Write out each line of the records that has "nous" in it.

PROVIDED MATERIAL:
+++

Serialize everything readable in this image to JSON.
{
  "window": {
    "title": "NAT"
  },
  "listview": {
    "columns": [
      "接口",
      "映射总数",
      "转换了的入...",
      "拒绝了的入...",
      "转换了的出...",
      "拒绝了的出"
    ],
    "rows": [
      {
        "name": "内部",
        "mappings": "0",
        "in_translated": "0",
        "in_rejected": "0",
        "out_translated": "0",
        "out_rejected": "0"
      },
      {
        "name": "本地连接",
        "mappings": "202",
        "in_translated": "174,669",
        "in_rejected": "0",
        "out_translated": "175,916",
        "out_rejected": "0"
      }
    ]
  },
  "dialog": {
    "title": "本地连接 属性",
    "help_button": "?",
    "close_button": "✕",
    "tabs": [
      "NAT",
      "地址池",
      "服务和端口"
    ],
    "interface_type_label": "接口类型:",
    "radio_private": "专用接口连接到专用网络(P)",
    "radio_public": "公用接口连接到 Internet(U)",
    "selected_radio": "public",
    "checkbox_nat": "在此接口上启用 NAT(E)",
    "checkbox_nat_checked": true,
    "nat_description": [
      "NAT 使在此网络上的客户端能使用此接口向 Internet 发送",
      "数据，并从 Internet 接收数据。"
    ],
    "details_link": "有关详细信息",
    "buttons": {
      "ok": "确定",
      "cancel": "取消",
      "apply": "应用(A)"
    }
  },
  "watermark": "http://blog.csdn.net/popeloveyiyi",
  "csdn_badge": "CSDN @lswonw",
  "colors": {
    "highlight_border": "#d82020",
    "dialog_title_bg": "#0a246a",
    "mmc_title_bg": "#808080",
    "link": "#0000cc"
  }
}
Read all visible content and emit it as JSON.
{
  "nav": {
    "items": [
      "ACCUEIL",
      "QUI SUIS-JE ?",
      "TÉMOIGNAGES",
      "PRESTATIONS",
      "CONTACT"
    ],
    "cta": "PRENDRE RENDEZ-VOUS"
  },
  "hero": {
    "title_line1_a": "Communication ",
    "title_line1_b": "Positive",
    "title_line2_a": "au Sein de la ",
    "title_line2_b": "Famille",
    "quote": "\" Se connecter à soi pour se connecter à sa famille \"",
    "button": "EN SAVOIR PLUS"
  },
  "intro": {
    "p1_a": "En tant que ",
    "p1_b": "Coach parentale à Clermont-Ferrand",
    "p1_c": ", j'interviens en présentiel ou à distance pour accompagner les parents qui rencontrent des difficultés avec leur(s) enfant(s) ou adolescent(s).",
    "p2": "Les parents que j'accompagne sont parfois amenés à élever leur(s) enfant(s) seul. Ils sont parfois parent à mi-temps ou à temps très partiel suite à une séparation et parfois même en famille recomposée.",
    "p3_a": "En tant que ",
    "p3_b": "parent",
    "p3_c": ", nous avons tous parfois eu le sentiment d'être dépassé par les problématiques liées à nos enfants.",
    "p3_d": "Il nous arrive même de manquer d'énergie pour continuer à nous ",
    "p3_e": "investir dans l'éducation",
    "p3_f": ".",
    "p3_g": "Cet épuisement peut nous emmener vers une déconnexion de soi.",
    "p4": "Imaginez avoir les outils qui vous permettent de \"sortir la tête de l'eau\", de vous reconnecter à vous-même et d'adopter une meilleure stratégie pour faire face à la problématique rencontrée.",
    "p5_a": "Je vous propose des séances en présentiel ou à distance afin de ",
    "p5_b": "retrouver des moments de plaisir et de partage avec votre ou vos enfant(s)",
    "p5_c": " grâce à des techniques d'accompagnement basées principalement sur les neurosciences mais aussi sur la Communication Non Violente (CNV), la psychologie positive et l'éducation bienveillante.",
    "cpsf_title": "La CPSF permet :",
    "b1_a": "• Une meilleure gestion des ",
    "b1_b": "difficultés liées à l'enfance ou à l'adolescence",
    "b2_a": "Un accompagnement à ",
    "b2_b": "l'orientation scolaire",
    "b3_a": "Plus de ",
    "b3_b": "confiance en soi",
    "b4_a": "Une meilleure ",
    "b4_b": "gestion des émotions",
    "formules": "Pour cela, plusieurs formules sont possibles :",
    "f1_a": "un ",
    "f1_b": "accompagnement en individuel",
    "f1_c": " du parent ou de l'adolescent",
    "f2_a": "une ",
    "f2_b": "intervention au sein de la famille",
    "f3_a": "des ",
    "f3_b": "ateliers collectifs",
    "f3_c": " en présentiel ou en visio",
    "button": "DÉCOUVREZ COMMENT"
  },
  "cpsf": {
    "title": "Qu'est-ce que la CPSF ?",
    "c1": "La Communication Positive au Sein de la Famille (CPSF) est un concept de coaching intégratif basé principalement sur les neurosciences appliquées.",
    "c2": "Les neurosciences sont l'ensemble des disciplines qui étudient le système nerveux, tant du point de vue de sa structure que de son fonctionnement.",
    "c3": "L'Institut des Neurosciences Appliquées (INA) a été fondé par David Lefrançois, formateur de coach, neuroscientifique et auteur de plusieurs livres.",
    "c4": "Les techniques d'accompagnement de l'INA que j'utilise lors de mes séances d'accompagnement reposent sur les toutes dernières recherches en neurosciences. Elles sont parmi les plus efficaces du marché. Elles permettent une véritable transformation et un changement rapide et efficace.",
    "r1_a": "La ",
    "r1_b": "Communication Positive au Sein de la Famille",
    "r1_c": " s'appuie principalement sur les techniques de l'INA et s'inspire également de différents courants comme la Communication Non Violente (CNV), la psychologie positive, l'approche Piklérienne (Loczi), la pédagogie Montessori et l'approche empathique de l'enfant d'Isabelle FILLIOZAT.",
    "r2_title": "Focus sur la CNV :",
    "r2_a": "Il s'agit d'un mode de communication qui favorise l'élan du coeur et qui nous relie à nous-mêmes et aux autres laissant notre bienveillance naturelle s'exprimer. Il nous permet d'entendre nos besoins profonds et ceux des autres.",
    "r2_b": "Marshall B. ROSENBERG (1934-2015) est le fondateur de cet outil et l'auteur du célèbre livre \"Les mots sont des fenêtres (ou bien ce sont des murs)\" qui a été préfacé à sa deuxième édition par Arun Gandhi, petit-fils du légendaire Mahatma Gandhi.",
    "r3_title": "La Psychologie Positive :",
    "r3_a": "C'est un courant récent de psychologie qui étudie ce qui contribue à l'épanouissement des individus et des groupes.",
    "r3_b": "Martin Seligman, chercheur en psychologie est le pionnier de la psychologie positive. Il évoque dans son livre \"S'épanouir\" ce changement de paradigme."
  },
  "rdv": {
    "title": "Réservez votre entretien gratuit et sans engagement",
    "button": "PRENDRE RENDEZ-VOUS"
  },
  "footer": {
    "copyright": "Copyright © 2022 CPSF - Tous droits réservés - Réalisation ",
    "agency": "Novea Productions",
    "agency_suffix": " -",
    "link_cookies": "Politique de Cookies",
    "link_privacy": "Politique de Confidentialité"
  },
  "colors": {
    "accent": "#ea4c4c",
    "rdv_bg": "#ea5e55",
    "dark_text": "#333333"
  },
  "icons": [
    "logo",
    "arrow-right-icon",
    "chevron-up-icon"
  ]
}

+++

RESULT FOR THIS EXERCISE:
    "p3_c": ", nous avons tous parfois eu le sentiment d'être dépassé par les problématiques liées à nos enfants.",
    "p3_d": "Il nous arrive même de manquer d'énergie pour continuer à nous ",
    "p3_g": "Cet épuisement peut nous emmener vers une déconnexion de soi.",
    "r2_a": "Il s'agit d'un mode de communication qui favorise l'élan du coeur et qui nous relie à nous-mêmes et aux autres laissant notre bienveillance naturelle s'exprimer. Il nous permet d'entendre nos besoins profonds et ceux des autres.",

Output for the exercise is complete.